Start of THE RECORDS

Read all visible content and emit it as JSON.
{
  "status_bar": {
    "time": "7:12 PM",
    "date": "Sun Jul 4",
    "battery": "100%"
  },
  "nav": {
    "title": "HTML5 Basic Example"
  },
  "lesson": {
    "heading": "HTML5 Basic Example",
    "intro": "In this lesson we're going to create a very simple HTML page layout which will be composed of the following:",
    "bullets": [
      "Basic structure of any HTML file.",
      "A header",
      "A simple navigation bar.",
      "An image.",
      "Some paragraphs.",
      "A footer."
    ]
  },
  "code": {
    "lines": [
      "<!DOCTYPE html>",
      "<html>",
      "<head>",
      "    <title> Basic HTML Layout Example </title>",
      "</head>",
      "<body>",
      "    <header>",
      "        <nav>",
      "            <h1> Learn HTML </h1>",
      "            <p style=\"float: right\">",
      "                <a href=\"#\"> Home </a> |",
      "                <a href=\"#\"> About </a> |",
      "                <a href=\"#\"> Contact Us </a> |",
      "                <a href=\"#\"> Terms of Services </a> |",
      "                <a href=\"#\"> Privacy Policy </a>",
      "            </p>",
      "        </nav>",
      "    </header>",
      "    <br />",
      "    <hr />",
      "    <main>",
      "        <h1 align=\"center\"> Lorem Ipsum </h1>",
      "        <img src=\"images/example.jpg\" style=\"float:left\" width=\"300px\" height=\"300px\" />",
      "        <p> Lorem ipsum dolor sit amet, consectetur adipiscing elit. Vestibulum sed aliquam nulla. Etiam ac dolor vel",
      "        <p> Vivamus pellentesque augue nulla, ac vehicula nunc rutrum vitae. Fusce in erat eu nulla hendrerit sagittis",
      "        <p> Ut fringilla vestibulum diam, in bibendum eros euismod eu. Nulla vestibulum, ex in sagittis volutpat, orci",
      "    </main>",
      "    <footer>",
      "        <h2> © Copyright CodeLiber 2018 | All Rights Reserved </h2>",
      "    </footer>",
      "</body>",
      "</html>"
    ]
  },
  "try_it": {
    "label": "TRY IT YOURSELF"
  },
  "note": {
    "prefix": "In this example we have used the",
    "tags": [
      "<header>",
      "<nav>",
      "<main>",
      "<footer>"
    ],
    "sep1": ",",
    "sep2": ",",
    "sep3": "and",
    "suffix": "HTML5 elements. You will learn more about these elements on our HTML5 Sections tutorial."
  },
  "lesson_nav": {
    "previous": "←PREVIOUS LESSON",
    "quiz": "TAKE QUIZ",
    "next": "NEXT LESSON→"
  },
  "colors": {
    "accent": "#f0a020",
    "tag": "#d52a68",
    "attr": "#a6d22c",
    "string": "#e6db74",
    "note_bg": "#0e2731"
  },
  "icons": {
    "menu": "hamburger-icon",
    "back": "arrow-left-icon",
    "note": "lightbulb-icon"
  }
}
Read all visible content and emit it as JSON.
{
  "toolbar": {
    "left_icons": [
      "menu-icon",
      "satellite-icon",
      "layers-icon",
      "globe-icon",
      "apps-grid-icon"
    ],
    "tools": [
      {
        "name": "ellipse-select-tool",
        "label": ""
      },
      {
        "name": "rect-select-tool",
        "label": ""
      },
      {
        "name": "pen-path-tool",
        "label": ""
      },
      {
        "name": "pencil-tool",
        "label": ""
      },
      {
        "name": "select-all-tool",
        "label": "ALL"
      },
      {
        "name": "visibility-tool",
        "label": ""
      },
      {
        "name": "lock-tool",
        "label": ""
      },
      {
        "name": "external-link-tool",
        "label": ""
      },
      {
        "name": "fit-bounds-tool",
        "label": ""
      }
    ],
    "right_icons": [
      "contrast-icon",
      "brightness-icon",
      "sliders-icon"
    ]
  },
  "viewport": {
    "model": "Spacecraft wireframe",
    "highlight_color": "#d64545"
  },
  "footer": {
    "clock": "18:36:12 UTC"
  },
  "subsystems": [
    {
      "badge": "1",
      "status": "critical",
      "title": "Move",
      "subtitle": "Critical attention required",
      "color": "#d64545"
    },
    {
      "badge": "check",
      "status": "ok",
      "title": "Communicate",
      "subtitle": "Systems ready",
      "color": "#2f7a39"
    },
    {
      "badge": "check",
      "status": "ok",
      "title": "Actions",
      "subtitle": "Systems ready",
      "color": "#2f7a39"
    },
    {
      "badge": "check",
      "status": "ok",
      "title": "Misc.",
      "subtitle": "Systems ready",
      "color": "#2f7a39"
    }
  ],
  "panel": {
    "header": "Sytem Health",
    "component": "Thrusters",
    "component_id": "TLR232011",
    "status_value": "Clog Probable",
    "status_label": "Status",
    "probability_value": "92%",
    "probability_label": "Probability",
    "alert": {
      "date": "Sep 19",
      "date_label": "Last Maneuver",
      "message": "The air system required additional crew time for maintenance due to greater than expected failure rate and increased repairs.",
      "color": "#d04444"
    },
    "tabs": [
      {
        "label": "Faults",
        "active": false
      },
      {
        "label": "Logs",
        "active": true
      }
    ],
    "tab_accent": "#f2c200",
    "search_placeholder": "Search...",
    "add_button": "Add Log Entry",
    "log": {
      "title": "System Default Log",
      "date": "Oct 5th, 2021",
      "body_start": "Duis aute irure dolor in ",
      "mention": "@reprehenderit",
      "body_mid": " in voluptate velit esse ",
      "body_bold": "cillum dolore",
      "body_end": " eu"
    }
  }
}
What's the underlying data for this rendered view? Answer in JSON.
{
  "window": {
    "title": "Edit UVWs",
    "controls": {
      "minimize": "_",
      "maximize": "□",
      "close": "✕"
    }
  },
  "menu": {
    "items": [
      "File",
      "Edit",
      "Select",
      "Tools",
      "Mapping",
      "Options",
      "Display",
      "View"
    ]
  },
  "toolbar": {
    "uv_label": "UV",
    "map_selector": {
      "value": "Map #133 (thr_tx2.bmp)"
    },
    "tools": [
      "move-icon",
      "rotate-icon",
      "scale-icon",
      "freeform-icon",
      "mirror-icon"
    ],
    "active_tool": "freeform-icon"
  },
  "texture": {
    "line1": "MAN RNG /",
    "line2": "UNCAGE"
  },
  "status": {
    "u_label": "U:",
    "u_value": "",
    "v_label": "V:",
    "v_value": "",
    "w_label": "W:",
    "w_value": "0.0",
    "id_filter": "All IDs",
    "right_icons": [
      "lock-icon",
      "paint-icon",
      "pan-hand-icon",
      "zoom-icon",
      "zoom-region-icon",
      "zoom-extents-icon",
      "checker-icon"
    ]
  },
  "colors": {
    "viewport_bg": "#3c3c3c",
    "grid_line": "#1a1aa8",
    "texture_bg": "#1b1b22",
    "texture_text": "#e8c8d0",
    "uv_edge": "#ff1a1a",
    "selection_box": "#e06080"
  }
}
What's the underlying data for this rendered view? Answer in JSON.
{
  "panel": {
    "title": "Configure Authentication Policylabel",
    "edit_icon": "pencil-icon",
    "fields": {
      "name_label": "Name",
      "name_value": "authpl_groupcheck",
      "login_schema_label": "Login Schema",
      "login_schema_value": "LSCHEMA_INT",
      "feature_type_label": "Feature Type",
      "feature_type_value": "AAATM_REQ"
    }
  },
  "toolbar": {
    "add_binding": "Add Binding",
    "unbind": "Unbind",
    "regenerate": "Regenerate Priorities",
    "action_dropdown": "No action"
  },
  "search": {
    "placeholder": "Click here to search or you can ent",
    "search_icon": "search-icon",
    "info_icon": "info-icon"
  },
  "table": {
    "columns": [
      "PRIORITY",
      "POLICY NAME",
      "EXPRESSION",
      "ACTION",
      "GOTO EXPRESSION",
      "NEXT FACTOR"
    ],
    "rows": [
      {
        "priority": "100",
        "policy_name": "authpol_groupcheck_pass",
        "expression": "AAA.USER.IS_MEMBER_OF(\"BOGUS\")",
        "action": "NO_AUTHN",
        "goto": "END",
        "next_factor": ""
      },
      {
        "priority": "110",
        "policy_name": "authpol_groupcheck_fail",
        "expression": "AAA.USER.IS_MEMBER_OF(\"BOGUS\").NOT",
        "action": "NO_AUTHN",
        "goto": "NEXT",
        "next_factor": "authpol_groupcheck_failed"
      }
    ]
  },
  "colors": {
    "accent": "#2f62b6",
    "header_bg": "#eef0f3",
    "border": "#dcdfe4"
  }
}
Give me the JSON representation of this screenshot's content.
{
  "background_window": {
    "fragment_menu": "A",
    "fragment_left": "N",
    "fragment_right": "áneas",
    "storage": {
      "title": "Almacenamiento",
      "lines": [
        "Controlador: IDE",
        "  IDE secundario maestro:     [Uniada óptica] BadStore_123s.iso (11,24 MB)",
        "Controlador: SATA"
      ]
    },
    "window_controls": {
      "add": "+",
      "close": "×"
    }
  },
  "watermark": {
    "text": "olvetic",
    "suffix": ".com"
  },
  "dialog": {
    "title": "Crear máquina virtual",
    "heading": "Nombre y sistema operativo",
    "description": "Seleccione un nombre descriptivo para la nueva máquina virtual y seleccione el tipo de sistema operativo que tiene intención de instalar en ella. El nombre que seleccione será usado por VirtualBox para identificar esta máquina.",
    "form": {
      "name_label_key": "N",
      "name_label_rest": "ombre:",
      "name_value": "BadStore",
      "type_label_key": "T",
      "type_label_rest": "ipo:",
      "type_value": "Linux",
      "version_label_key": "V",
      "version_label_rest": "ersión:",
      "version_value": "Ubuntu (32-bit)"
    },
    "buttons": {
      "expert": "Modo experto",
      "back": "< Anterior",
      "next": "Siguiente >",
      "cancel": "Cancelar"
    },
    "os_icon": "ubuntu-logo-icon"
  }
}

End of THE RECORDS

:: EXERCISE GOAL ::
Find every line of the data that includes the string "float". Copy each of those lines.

:: YOUR SOLUTION ::
      "            <p style=\"float: right\">",
      "        <img src=\"images/example.jpg\" style=\"float:left\" width=\"300px\" height=\"300px\" />",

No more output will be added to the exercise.